Most architects will say that renovating a structure is more challenging than building a new one from scratch. The process demands caution, research and careful assessment because of the absence of architectural plans and documents. There are also constraints posed by the existing structure, and the need to ensure compatibility of new materials with the old. These were some of the issues that Don Lino and Leandro Magat, principals of LIMA Architecture, grappled with when hired to “modernize” a 1980s house in an exclusive village in the South.
A decade shy of 50 years—the minimum number of years needed for structures to be deemed worthy of protection—Lino and Magat treated the house with more care than many do to structures a hundred years old. The duo behind the practice, which they established in 2013, says they employ an objective approach to their projects. “Everything has to be objective,” says Magat, the project manager. “By examining things objectively, you come out with a purer form and solution.”
One could say in this case that they approached the house with objectivity, and not sentimentality. The two-storey house occupies 484 square meters on a 995-square meter lot. It had the makings of a Mediterranean villa, with a tiled roof, white walls and arches lining the façade. After sheltering four families over the years, the interiors had become a jumble of exposed wires and pipes. Holes left by lighting fixtures and unsightly niches for air-conditioning defaced the walls and ceilings. Poor placement of windows made the interiors look drab and gloomy.
The architects initially thought of tearing down most of the structure and starting over. A closer study of the house’s layout dispelled this idea, because the spaces had a logical flow. And while the client wanted a modernist makeover, Lino and Magat wanted to respect the existing structure as well.
Their restraint did not extend to the façade, though. “We studied the lines of the whole structure. As you can see, it had some arcs, and some square garage doors,” says Magat. “We did some sketches, and Don pointed out that this house didn’t have a sense of entry. So with this new façade, we funnel people into the entrance.”
The ‘funneling’ is achieved through an impressive drop off-slash-foyer. It projects out of the façade, clad in wood slats that all seem to point towards the front door. Where the original façade partially hid this door behind arches, the new one features a prominent geometric feature that beckons visitors inside. Completing the facelift is a variety of materials consisting of broken piedra china stones for the massing surfaces, tanguile panels and steel frames for the entrance foyer.
Brand New, Same Old House
The interior layout is mostly unchanged. “90% is the original layout. We only had to remove one wall, and that’s it. That’s because it had a really nice layout to begin with,” says Magat. The front door opens to the sight of the staircase leading to the second floor, and an aisle that heads straight into the kitchen area.

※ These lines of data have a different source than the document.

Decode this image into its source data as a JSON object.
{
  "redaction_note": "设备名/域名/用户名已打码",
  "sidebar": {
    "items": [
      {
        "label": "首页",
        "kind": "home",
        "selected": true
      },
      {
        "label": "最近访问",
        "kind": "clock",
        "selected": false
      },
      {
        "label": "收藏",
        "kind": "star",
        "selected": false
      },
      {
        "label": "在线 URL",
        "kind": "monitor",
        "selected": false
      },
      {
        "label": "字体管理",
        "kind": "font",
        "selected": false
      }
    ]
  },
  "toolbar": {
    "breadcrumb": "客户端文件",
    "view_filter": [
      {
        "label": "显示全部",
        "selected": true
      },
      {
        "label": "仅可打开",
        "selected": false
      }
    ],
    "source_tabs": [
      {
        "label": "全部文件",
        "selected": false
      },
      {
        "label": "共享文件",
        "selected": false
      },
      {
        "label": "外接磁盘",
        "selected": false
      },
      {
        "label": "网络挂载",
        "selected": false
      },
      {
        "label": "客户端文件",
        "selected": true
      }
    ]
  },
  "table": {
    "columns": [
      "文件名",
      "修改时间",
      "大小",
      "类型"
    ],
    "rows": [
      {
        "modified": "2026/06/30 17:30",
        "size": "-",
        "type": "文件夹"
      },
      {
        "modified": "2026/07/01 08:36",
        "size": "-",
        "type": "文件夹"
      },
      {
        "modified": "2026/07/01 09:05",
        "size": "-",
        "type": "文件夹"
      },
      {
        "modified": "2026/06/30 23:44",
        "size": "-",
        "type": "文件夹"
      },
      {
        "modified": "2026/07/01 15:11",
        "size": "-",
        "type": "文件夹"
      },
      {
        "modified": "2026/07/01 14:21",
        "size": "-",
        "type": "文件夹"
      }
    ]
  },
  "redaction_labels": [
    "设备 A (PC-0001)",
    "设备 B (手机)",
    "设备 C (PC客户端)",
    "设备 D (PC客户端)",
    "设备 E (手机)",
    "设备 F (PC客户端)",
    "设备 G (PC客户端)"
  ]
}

To the left of the front door is a doorway to the main public space of the house, which can be used as a living, dining or study area, depending on tenant preference.
The wall that they took down was the one separating the dining and kitchen area to increase space. Because the house was going to be rented out, Lino and Magat kept the spaces flexible. The walls were painted white, and color schemes for the bathrooms were kept neutral.
A recurring theme for the renovation is the juxtaposition of old with new. “In order to appreciate the old, you have to have something new beside it, and vice versa,” says Magat. The original parquet flooring was refinished, and several details from the old interior were integrated in the new design like the wooden ceiling bands from the staircase, which were reused as an accent wall.
While not a historical structure, the architects chose to respect the house for both practical and aesthetic reasons. In addition to reducing overall renovation cost, retaining most of the original layout and repurposing old materials gave the structure a unique character that a brand new one would not possess.
Originally published in BluPrint, Volume 2, 2014. Edits were made for BluPrint online.
Photographed by Ed Simon